Disparities Persist in Positive Cardiac Longevity Trend
One of the first national studies to measure long-term patient outcomes following a heart attack has found positive overall trends, but those benefits do not extend to low-income and Black communities, according to a new study in JAMA Cardiology.
The More Marginalized Identities Med Students Have, the More Mistreatment and Burnout They Experience
A new study from Yale researchers looks at how intersectionality increases incidents of mistreatment and magnifies the effects of burnout on medical students. Using data from over 30,000 graduating medical students from 140 U.S. medical schools, the study found that students with three marginalized identities (female, non-white, and lesbian, gay or bisexual) experienced the most mistreatment and discrimination and the highest score for exhaustion compared with male, white, and heterosexual students.
Racial, Ethnic Differences in U.S. Health Metrics Persist
From 1999 to 2018, racial and ethnic differences in health status, care access, and affordability mainly persisted, according to a study published in the Aug. 17 issue of the Journal of the American Medical Association.Source: HealthDay News
Black people in rural areas more likely than white people to die from diabetes, high blood pressure
The rate of deaths related to diabetes and high blood pressure among Black people over the past two decades improved in urban areas, according to a new study, but rural communities are lagging.Source: American Heart Association News
‘We need positive destruction’: Yale doctors discuss gender equity on Clubhouse
Inginia Genao, MD, kicked off a recent Clubhouse discussion on gender equity in medicine with a sobering statistic: research shows that nearly 40% of women become part time or leave medicine within six years of completing their residency. The discussion, held May 13, was hosted by the Yale Department of Internal Medicine.
Psychosocial resilience associated with better cardiovascular health in Blacks
Increased psychosocial resilience correlates with improved cardiovascular (CV) health in Black Americans, according to a study that might hold a key for identifying new strategies for CV disease prevention.Source: Mdedge
Innovation and Diversity Summit on Patient-Centered Care and Research
The Innovation and Diversity Summit: Patient-Centered Approaches to Care and Research, a collaboration of Yale School of Medicine and its partners at the FDA Office of Minority Health and the YCCI Cultural Ambassadors for Clinical Research will take place on October 5.
Orthopaedics & Rehabilitation Welcomes Most Gender Diverse Resident Class in Program History
Orthopaedics is widely known to be the least gender and ethnically diverse surgical specialty. Despite national statistics, work has been well underway at Yale to create equitable opportunities for those striving to pursue surgical training in one of the most competitive specialties in medicine. As a result, Yale Orthopaedics & Rehabilitation will be welcoming the most gender diverse resident class in its program’s history.
Total Joint Arthroplasty Direct-to-Consumer Advertising by Medical Device Companies Lacks Patient Diversity

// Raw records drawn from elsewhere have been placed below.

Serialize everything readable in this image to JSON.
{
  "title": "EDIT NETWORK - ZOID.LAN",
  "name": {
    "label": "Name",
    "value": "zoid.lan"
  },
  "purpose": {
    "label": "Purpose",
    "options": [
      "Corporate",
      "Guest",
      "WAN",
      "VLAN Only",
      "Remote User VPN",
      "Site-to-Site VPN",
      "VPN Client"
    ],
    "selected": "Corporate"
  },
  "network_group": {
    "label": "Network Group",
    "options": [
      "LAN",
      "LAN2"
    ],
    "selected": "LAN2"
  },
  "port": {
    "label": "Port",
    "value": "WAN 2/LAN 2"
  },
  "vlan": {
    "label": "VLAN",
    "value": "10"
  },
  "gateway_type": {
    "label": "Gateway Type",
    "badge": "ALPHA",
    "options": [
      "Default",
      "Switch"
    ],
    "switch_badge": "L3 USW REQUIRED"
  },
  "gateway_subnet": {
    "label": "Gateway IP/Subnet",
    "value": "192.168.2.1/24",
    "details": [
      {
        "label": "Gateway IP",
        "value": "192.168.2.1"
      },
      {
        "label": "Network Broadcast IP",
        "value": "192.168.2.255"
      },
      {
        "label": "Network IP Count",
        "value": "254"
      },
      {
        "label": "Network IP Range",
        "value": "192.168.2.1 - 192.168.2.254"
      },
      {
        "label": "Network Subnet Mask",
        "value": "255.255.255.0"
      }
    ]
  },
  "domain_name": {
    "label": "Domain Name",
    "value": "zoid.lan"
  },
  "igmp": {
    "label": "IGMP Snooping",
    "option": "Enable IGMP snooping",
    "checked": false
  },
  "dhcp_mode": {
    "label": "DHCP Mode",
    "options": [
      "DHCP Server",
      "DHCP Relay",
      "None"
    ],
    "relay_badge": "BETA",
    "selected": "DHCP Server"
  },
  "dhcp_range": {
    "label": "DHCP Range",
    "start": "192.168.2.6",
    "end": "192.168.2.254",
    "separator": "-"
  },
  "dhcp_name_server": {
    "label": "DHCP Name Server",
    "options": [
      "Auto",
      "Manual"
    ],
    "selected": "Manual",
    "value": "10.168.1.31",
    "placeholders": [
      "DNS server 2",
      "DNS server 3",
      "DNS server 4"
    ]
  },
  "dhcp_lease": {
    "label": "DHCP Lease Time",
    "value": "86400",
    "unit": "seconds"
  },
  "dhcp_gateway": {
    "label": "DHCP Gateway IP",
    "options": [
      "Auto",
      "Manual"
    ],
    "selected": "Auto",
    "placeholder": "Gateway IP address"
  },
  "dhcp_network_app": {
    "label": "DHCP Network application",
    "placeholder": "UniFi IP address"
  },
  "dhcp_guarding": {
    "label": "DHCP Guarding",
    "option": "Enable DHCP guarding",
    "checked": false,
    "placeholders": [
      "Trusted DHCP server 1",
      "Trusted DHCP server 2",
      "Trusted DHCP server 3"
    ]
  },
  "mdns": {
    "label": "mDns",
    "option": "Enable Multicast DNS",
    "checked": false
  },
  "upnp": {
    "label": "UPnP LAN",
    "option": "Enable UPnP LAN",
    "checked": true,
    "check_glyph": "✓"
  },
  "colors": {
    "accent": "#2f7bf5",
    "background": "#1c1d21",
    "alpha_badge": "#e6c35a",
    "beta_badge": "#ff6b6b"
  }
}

Obese and African American populations suffer from higher incidence of hip and knee osteoarthritis, yet African Americans are less likely to undergo total hip and knee arthroplasty (TJA). Patient interest in TJA is a necessary first step for surgery. Medical device company direct-to-consumer advertising for TJA represents 1 potential factor driving disparities in utilization. The authors analyze demographics of models represented in medical device company direct-to-consumer TJA advertisements to understand whether advertisement content correlates with the population in need.